Christopher lacrosse program on the rise

The Cougars are having their best season in program history. Photo by Robert Eliason.

The Christopher High lacrosse team is in the midst of having its best season in program history. Coach Mike Henry has helped build a foundation that seemingly is set up for long-term success. The Cougars entered the week 8-2 overall and 6-1 in the Mission Trail League, with the only losses coming to perennial powers Leland and Palma.

Tyler Elia, a playmaking midfielder who is just one of three seniors on the team, said this has easily been the most enjoyable season he’s had in his three seasons playing for the squad.

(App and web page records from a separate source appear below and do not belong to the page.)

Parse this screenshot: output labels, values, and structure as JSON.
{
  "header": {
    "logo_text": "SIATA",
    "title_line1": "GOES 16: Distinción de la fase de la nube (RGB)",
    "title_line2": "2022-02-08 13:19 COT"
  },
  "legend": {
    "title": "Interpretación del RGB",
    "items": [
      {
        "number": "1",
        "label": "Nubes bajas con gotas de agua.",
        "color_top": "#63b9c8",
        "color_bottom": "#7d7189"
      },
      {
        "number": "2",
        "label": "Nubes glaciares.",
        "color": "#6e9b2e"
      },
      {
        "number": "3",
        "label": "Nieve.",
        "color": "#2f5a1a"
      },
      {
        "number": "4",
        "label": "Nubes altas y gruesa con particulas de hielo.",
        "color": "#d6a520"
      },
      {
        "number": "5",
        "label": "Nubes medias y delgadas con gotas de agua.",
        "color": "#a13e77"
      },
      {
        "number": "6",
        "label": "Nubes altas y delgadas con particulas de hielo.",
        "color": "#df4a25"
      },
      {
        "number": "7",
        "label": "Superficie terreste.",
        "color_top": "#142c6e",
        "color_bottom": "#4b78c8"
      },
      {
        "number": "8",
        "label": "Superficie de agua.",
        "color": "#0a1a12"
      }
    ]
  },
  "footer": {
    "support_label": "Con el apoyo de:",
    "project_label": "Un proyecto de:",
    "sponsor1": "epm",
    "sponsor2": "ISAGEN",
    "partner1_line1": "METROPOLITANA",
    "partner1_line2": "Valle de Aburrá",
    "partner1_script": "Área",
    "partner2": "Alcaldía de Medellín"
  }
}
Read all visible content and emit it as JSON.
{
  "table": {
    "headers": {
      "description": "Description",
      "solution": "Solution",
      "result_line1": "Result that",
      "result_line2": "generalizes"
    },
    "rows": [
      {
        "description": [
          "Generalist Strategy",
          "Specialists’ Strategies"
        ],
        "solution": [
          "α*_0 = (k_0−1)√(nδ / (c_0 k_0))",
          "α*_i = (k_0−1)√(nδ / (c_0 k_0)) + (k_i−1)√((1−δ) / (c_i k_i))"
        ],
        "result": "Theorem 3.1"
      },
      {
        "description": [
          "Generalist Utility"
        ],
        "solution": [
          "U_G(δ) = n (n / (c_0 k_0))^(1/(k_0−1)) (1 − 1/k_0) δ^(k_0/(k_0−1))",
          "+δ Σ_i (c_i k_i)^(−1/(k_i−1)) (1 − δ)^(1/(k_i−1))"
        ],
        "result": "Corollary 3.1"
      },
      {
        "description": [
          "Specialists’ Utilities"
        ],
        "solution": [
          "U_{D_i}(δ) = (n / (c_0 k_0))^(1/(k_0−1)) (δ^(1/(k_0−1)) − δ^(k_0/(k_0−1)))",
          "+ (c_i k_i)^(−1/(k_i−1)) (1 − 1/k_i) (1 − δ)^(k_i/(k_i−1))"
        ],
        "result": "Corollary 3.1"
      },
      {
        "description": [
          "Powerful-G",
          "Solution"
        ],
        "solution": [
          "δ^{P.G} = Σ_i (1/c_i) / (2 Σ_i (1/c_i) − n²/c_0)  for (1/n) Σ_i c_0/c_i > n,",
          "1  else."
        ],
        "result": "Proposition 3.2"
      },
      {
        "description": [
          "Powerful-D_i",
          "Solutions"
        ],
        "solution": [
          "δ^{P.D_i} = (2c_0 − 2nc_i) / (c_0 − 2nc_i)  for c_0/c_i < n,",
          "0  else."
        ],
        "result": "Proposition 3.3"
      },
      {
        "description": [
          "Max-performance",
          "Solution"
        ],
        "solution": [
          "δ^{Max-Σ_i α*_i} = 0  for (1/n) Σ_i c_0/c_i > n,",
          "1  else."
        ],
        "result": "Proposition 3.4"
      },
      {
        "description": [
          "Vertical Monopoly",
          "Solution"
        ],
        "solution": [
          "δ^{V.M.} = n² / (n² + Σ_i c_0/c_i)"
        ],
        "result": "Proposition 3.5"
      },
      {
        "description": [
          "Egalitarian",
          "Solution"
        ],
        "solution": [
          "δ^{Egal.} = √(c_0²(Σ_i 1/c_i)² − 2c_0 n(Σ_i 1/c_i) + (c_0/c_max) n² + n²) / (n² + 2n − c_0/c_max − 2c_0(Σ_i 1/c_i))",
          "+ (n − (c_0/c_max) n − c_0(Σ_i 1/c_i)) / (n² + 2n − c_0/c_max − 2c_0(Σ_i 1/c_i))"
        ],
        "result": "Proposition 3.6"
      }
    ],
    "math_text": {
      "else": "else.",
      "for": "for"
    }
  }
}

“It’s always been fun since I started playing my sophomore year, but when you win like this, it makes it that much more exciting,” said Elia, who entered the week with 16 goals and seven assists. “Everything is coming together this year because this is the first year where we’ve had a lot of kids who have played for multiple years on the team. As a group, we’ve developed a skill level we’ve never had before.”

How big is lacrosse at Christopher, and by extension, in the South Valley? This is the first season in which Henry had to make cuts to both the varsity and junior varsity teams. The school had 64 athletes sign up, but Henry can only carry approximately 26 players on each squad.

In addition to club lacrosse programs like the South County Outlaws—which Henry co-founded—he credited Christopher’s other coaches for cross-promoting and encouraging them to try lacrosse if they’re not doing anything else.

“We’ve had a lot of help; for instance, the football coaches will say, ‘Hey, go play lacrosse in the spring time, and a lot of baseball kids will come over and play lacrosse,” Henry said.

The Cougars have several standouts, including a terrific trio of attackmen in Nick McCabe, Red Diokno and Chris Gorgulho, goalie Zac Buessing and defender Jacob Guerriera. Diokno, Gorgulho and McCabe have combined for an astounding 51 goals.

“They’ve put up some of the best numbers I’ve seen,” Henry said. “They’re really tearing it up, and they’re the strongest part of our team.”

Buessing has 75 saves, and Guerriera has won 22 ground balls and scored five goals, the latter an impressive number considering he’s a defenseman.

“Jacob is someone to come out and watch,” Henry said. “He’s a short, stocky kid who runs all over the field and does everything. He’s a ground ball master and can score, which is pretty rare to see a defensive player coming on the offensive side of the field and making things happen.”

With the exception of a 12-3 loss to Palma, the Cougars have been in every match this season.

“There is not a match where we were really 100 percent outplayed,” Henry said.

The 6-foot-2, 170-pound Elia is no different than any of his teammates in that he grew up playing other sports. However, the sport he did grow up playing and still plays—ice hockey—made his transition to lacrosse an almost natural one.

“Because of everything I’ve learned in hockey, I was able to pick up the stick skills really easy,” he said. “ I felt really confident with a lacrosse stick in my hands.”

However, it wasn’t until this season when Elia felt fully confident on the field.

“Last year I was always afraid to shoot, so I ended up passing it a lot,” he said. “This year when I see a shot, I’m going to take it. It’s worked out pretty well so far.”

In addition to his ability to shoot from long range, Elia possesses speed and plays rock-solid defense. Another aspect in which ice hockey and lacrosse are similar lies in the physical nature of the sports. Players check each other regularly, which Elia welcomes.

“I’m definitely comfortable with the physicality of the sport,” he said. “Almost everything about hockey has transferred over really well to lacrosse.”

Elia is coming off his best game of the season, a five-goal performance in a 16-3 win over Watsonville on April 11.

“It was one of those games where everything was working,” he said.

Christopher’s future looks bright, as the majority of the staring lineup features sophomores and juniors. Henry plans on developing players and knows more boys in the South Valley area will start playing lacrosse at a younger age, just like they do back on the East Coast. Henry, who is from the northern Virginia area near Washington D.C., feels it’s only a matter of time before all of the high schools in the area—San Benito High is the only other school with a lacrosse program spanning the Morgan Hill, Gilroy and Hollister area—field a lacrosse program.

The sport has already zoomed in popularity at Christopher, with the results serving as proof.

“It’s all about developing freshmen into top-tier players by the time they’re juniors and seniors,” Henry said. “My high school was always ranked in the top 20 in the (D.C.) area. It’s a place where people grow up playing lacrosse. We’re just trying to do that here.”